- [ASSIGNMENT]: Copy, from the material below, each line that contains the word "Posted".

- [RECORDS SHOWN]:
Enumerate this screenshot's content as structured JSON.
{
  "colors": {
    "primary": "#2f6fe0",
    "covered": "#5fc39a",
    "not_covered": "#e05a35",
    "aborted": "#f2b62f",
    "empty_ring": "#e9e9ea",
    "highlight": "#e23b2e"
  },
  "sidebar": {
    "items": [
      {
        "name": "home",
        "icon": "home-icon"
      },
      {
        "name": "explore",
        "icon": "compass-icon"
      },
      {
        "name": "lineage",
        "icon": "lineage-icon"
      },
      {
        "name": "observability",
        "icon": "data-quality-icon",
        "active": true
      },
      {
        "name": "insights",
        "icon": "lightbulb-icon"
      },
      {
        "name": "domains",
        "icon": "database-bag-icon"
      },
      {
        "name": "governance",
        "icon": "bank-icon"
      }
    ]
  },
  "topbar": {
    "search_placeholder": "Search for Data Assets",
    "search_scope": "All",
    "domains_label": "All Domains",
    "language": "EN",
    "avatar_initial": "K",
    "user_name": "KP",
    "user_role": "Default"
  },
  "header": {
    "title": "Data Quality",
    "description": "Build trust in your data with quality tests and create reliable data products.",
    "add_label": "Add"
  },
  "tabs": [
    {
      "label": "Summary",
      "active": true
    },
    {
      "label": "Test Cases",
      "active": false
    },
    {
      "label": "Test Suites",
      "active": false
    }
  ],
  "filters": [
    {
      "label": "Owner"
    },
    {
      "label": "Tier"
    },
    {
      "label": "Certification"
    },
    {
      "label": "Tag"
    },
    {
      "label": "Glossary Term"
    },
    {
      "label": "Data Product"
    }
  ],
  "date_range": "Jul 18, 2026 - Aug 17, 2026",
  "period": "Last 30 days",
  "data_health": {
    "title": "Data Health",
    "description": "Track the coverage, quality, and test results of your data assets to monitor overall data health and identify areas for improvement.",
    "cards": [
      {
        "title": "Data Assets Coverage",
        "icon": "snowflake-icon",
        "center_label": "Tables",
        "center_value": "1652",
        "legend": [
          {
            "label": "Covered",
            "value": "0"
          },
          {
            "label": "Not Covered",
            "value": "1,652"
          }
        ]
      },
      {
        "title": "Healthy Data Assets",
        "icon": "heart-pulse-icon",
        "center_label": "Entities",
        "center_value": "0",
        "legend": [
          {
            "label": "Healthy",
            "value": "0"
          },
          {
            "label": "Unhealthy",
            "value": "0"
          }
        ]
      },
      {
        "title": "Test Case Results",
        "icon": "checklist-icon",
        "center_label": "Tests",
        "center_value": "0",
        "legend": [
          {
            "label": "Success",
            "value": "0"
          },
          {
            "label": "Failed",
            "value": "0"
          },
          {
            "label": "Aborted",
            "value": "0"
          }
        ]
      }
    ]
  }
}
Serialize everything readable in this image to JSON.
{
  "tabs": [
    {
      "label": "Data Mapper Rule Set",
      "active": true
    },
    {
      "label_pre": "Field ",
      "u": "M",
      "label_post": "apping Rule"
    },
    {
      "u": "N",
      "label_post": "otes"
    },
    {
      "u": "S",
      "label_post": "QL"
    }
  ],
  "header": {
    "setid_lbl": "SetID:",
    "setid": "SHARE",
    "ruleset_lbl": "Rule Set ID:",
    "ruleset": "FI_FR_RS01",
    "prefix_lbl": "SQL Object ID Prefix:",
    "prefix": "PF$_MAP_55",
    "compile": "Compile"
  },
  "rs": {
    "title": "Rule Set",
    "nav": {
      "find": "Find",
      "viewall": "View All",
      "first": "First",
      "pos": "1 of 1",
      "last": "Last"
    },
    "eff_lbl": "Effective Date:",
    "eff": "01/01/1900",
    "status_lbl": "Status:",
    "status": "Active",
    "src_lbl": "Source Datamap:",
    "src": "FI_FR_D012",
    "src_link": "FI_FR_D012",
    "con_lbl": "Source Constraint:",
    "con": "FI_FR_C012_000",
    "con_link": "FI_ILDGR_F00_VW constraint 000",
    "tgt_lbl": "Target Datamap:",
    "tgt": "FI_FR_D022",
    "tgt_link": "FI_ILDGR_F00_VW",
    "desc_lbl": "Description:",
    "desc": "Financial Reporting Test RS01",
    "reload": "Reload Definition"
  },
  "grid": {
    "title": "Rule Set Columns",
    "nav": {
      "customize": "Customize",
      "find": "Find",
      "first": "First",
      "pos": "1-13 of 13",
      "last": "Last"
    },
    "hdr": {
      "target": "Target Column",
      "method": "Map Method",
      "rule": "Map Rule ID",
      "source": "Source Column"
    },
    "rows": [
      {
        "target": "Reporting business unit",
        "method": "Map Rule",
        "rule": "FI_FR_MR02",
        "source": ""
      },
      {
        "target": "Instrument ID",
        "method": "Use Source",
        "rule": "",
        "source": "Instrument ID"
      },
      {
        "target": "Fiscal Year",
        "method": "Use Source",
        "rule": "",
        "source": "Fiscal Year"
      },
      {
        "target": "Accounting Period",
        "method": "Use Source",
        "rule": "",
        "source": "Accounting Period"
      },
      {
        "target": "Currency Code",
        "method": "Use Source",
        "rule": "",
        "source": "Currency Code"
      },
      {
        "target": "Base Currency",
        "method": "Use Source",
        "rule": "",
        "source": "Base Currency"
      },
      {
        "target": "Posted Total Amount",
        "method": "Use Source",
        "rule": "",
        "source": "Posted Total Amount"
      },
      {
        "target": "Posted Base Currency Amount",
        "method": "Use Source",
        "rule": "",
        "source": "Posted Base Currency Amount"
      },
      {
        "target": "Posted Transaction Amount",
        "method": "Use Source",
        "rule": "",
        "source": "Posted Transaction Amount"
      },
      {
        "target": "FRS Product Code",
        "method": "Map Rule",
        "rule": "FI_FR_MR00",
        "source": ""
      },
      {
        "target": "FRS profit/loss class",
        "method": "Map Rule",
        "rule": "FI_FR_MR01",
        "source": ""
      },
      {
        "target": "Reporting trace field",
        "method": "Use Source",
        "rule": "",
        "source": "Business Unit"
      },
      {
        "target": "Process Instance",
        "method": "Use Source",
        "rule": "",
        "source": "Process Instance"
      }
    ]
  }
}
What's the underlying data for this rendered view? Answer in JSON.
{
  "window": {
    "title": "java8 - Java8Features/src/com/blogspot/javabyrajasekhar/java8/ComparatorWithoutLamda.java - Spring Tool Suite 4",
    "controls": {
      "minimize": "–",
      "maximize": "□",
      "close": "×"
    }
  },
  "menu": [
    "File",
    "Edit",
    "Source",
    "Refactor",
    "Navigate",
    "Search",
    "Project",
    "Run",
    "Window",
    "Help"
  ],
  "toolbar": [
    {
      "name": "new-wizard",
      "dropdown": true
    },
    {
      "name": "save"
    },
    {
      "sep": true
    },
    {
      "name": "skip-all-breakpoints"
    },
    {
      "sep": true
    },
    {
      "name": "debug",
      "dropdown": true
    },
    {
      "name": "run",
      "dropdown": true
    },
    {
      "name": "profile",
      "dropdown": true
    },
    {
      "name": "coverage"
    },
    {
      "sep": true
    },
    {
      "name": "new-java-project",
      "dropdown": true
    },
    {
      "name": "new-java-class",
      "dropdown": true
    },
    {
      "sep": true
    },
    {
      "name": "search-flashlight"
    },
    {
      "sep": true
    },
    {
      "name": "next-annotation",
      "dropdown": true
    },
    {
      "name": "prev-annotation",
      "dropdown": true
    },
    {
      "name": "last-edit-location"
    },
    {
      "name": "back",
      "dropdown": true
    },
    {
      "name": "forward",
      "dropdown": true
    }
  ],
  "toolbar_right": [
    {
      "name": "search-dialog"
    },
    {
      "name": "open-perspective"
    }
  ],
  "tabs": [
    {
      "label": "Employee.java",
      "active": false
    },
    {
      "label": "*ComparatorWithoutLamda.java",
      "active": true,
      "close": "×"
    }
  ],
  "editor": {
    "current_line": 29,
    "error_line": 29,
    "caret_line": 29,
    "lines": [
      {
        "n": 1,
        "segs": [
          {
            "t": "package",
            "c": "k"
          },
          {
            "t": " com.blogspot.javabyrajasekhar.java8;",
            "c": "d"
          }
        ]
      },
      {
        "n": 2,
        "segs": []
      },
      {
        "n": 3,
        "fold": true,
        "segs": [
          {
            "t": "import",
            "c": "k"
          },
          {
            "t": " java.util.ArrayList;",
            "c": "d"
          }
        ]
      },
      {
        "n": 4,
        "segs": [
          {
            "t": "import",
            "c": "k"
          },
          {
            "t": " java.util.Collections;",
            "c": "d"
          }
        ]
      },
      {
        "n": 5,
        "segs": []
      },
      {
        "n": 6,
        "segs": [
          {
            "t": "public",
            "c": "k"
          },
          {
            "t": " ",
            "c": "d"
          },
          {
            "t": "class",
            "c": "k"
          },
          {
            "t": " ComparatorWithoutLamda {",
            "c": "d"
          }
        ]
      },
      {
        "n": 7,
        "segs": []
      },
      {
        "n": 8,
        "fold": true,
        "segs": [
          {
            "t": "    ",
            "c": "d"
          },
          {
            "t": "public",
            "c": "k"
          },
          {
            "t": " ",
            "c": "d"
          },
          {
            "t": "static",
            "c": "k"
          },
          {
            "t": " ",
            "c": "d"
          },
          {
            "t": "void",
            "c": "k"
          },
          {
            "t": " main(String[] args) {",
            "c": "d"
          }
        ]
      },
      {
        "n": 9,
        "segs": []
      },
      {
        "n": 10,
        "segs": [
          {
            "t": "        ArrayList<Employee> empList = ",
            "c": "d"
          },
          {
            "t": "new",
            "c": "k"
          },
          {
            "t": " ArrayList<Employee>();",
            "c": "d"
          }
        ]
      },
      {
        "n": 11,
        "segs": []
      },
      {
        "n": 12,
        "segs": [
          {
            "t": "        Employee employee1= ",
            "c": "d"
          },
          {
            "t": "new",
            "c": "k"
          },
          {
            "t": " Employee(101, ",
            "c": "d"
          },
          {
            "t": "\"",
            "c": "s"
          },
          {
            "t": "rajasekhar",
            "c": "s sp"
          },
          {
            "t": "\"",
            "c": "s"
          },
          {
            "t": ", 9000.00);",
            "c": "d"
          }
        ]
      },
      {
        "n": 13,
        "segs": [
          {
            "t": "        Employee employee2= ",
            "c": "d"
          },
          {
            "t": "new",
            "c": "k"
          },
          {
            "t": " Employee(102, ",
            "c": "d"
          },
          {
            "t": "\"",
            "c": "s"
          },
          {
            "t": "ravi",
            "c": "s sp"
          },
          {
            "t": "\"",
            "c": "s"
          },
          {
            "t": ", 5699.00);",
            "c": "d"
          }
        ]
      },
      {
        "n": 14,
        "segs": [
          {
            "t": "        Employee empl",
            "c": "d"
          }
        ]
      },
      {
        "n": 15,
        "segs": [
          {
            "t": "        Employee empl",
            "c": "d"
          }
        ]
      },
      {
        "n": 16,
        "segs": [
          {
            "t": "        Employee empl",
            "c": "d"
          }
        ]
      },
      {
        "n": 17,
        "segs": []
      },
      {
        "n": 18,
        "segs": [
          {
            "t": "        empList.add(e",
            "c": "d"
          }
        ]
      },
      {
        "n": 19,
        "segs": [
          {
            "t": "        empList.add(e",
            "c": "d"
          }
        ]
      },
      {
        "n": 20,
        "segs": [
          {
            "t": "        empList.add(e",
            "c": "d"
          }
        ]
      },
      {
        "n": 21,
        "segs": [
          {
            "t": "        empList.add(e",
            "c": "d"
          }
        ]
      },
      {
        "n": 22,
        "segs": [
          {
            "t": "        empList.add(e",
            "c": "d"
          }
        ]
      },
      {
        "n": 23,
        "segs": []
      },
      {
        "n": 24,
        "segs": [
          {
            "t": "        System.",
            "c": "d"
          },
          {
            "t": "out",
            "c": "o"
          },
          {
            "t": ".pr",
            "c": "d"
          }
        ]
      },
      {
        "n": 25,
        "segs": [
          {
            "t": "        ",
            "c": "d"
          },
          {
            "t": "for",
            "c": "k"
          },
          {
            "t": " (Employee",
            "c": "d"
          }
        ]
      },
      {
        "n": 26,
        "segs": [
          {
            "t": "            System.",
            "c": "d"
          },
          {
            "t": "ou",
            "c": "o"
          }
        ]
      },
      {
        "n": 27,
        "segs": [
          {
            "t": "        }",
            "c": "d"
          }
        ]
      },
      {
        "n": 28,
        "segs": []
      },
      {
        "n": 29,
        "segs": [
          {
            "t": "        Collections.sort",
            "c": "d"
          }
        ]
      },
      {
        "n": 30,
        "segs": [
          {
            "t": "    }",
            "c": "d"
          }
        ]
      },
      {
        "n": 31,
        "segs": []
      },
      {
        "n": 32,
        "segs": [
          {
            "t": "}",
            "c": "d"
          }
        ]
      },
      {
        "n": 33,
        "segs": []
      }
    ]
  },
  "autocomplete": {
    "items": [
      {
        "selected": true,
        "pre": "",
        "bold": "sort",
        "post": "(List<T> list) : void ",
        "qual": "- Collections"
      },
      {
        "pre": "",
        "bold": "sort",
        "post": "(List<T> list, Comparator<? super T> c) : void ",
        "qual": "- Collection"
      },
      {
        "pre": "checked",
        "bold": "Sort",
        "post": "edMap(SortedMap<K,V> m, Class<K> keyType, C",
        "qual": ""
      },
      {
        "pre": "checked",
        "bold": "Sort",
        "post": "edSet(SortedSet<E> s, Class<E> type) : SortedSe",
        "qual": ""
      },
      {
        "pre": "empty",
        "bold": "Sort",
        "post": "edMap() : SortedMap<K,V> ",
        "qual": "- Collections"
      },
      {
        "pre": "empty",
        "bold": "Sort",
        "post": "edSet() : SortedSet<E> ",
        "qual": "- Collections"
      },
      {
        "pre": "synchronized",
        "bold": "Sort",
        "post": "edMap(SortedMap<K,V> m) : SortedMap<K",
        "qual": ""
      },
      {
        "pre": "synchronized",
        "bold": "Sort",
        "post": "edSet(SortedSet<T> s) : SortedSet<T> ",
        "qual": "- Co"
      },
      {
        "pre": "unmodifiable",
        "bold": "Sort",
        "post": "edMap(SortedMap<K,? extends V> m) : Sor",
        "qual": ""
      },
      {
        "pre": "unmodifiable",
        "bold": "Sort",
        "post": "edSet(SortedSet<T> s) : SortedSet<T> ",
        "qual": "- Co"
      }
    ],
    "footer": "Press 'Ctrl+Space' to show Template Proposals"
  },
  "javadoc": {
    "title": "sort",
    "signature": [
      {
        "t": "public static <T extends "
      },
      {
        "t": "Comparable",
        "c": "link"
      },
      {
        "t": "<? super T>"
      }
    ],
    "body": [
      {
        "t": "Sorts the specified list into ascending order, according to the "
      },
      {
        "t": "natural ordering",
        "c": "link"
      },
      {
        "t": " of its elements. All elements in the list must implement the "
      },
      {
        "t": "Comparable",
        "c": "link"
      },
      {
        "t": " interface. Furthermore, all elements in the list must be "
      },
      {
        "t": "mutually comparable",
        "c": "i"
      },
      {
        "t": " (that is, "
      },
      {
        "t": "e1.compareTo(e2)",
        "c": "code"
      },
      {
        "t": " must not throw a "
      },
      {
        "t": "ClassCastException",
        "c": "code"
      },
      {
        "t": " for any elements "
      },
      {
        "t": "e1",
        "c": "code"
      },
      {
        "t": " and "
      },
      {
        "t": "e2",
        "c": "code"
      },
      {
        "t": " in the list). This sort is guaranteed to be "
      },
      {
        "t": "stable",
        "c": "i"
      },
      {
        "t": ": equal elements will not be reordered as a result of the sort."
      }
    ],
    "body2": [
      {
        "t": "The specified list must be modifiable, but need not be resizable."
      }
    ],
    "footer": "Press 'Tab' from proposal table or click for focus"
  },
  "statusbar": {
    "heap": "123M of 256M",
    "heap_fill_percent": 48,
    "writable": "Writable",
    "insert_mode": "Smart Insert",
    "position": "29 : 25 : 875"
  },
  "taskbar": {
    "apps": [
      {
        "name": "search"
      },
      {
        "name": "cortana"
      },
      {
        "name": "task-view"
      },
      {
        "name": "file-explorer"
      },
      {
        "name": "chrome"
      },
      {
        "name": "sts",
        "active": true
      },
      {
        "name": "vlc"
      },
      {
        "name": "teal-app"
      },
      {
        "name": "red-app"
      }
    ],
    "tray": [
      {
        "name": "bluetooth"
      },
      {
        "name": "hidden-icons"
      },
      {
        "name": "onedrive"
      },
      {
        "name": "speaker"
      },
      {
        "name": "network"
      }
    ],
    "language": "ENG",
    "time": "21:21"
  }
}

- [EXPECTED ANSWER]:
        "target": "Posted Total Amount",
        "source": "Posted Total Amount"
        "target": "Posted Base Currency Amount",
        "source": "Posted Base Currency Amount"
        "target": "Posted Transaction Amount",
        "source": "Posted Transaction Amount"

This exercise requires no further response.